Friday, May 22, 2020

Professor Balding: "China, the SEC, and Strategy"

Almost as soon as I mention (May 17):
...Via Professor Christopher Balding who for years hung his hat at Shenzhen's Peking University HSBC Business School.
(here's a lengthy Inside Higher Ed piece on his departure)
Balding tweets a lot, his blog not that much.
He goes and posts to his blog (May 21) for the first time in almost eight weeks:
China, the SEC, and Strategy
There are a grab bag of issues that have popped up about China so let me try and hit them and wrap it all up into some type of coherent big picture idea.

First, I had heard recently Sen. John Kennedy had introduced a bill to effectively delist Chinese companies listed on US markets unless they effectively submit to big boy audits and SEC jurisdiction. This issue has been floated numerous times and in slightly different ways in the past couple years so I did not pay it much attention as many bills get submitted and die. I was surprised to wake up this morning and see that it has already passed the Senate.

According to Politico California Rep. Brad Sherman has already introduced a bill in the House with identical language. This is going to be interesting to watch the legislative sausage. What is notable is that it passed the Senate by unanimous consent. What makes this time so notable is there has been so little push back that have typically accompanied previous floating of this idea. I don’t know if this is simply because it happened relatively fast but given how it passed in the Senate, that will create enormous pressure in the House to pass it. The other issue is that there is no language about US investment capital going to China via indexes or other channels. This bill only deals with Chinese firms listed in the US. What is notable is that Chinese firms for most of the past decade have been allowed to eschew SEC jurisdiction and standard US accounting requirements for public firms. This matters because this bill does not impose any type of extra ordinary standard on Chinese firms, it only requires them to adhere to the standards that all other listing firms adhere to.

Second, the White House has released a document entitled “United States Strategic Approach to the People’s Republic of China.” The document is measured and realistic in its assessment of the challenge posed by Communist China.
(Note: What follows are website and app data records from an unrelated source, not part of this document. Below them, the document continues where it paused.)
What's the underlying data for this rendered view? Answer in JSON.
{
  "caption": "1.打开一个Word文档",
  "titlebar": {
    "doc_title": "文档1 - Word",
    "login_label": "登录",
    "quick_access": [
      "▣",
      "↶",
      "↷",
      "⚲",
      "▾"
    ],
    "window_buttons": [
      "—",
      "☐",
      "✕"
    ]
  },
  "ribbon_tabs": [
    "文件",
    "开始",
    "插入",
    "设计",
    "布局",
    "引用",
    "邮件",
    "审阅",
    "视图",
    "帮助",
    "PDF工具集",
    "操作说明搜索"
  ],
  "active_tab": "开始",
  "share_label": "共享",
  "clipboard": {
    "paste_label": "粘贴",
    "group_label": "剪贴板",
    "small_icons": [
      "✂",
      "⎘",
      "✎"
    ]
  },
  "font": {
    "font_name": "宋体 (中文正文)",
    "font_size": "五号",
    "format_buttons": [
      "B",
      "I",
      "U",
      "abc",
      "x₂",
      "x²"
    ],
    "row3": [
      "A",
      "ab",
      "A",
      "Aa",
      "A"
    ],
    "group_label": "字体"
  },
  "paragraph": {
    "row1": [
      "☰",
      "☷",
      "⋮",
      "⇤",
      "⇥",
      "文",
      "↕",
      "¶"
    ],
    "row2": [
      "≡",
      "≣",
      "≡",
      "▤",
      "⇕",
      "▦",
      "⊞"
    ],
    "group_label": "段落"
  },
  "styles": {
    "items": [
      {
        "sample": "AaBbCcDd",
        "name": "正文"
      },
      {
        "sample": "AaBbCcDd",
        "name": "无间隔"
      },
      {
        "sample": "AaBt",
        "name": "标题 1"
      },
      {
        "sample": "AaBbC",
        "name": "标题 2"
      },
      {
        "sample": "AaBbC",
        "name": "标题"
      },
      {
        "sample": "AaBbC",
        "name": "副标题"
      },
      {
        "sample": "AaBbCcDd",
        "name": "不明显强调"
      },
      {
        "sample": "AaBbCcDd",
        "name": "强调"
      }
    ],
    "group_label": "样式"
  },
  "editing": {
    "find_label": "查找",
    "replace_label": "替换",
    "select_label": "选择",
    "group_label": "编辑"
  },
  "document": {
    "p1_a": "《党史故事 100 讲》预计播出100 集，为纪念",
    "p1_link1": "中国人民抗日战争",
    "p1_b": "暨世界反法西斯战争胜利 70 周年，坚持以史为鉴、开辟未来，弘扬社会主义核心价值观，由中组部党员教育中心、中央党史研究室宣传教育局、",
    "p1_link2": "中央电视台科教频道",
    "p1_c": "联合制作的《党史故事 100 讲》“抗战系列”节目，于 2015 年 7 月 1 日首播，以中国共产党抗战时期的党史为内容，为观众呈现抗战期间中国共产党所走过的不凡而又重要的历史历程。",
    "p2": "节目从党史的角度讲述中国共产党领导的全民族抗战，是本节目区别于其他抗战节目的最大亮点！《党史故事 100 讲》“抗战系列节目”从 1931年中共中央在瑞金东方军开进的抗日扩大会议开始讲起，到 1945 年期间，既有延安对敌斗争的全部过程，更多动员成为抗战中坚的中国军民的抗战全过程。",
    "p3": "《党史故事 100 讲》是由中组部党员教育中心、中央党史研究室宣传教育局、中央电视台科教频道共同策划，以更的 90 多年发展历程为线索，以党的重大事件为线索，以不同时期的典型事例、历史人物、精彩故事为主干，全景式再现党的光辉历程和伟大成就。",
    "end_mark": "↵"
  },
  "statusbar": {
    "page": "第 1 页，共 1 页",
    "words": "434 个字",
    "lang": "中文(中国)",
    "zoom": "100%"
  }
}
It includes such highlights as:
“ Since the United States and the People’s Republic of China (PRC) established diplomatic relations in 1979, United States policy toward the PRC was largely premised on a hope that deepening engagement would spur fundamental economic and political opening in the PRC and lead to its emergence as a constructive and responsible global stakeholder, with a more open society. More than 40 years later, it has become evident that this approach underestimated the will of the Chinese Communist Party (CCP) to constrain the scope of economic and political reform in China.”

“The CCP has chosen instead to exploit the free and open rules-based order and attempt to reshape the international system in its favor. Beijing openly acknowledges that it seeks to transform the international order to align with CCP interests and ideology. The CCP’s expanding use of economic, political, and military power to compel acquiescence from nation states harms vital American interests and undermines the sovereignty and dignity of countries and individuals around the world.”....